  24. Indeed I made many notes as I walked and I have loads of themes to share and explain, but I didn’t write it all while there, and I could hardly have managed — I was exhausted all the time and went to sleep at 6pm — but also I did not write it right when I came back
  25. I was too busy eating candy and multiple bowls of cereal at 5am ravenously…
  26. But about the Khumbu region, Google and Apple Maps hardly help you find these places. When I got there, I took photos of paper maps as ‘my’ main map
  27. Of course our guides led us and they didn’t look at any maps. They had been walking these trails since they were children
  28. We passed a 12 year old girl wearing Air Jordans and a huge backpack – cleaner shoes and a bigger pack than me, and walking faster, on her way home from school around 4pm
  29. That was in October. Imagine going to school in January on those trails.
  30. In October it’s not too snowy at 12,000 feet in Nepal. Because Nepal is really far south! Like Mexico. I hadn’t thought of it.
  31. It was like a mountain rain forest / jungle type of thing most of the time.
  32. People don’t do treks in January because it is far too cold and snowy and dangerous (avalanches, thick powder) — but I suspect that girl goes to school
  33. The mules and yaks probably also keep it up. Trains of 8 mules work some sections of those trails at incredible intensity — we would pull aside every 10 minutes to let a mule train through at some sections
  34. A friend who was calming me down before the trip (I was afraid of this climb) told me “the route is mostly a donkey trail”
  35. Which means at least the trail is wide enough for the mules to walk on
  36. The parts that were not mostly a donkey trail were considerably more terrifying – holding a chain to walk on a sheer wall face down past a waterfall…was not something I had mentally prepared for
  37. Or leeches, which are plentiful and sit on leaves and near water waiting for you to brush against them. Are there really so many people passing by that this is a good strategy?
  38. We would see about 30-50 people per day, many of them trekkers moving in the same direction as us, and we estimated that the valley (100 miles long) had maybe under 1,000 people in it
  39. Nepal’s not a massive country. It’s like 500 miles wide and 100 miles ‘tall’ — Tibet is the huge one (5 times bigger than France)
  40. That means you can probably see with the naked eye from India to Tibet/China right through the valleys that run North-South in Nepal. We definitely could see the sky over India from some places (as we watched for the coming storms that seemed to go up from the South), and from those same positions could see Everest (which is on the border with Tibet)
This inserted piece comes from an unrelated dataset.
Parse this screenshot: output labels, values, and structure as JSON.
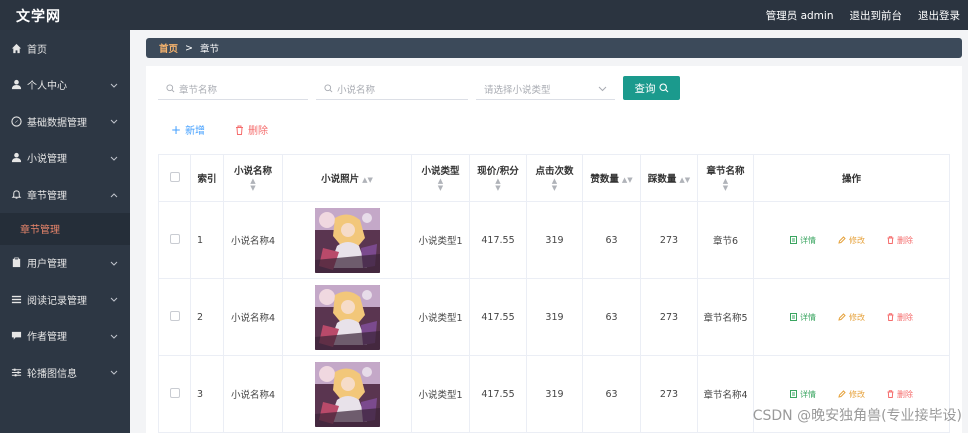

  41. This ‘small’ country has about 30 million people in it – which is indeed pretty small compared to India or China at 1 billion plus each
  42. But not so small when compared to say France or Spain which are maybe double in population
  43. Where are all the people? Kathmandu has no buildings taller than a few stories (OK, maybe there is one I saw that was 10)
  44. In that sprawl, Kathmandu has 1 million people. I couldn’t name another city in Nepal (I looked at the map a lot while there, and even the maps don’t bother to call out any cities as heavy-type)
  45. Where are all the people? They must live in the mountains
  46. The only other city I visited was Lukla. A city where you arrive by plane and leave the airport on foot. No cars or vehicles in Lukla
  47. It’s basically just a cliff that’s big enough for very special cargo planes to land on a very short, very cold, very foggy, very windy (potentially) strip of land that ends abruptly with a mountain wall
  48. Around that cliff are some buildings
  49. And that’s where the Everest trail begins
  50. For us, we landed there after circling the valley for some time in the plane. No explanations – it was too foggy to land. Then suddenly there was an opening and the pilot went for it. After the landing, the flight was back in the air within 10 minutes. Can’t waste the clear air.
  51. They shuttle back and forth for 3-4 hours each morning making round trips in waves of 3 planes in a batch. The don’t even turn off the engines while they do this.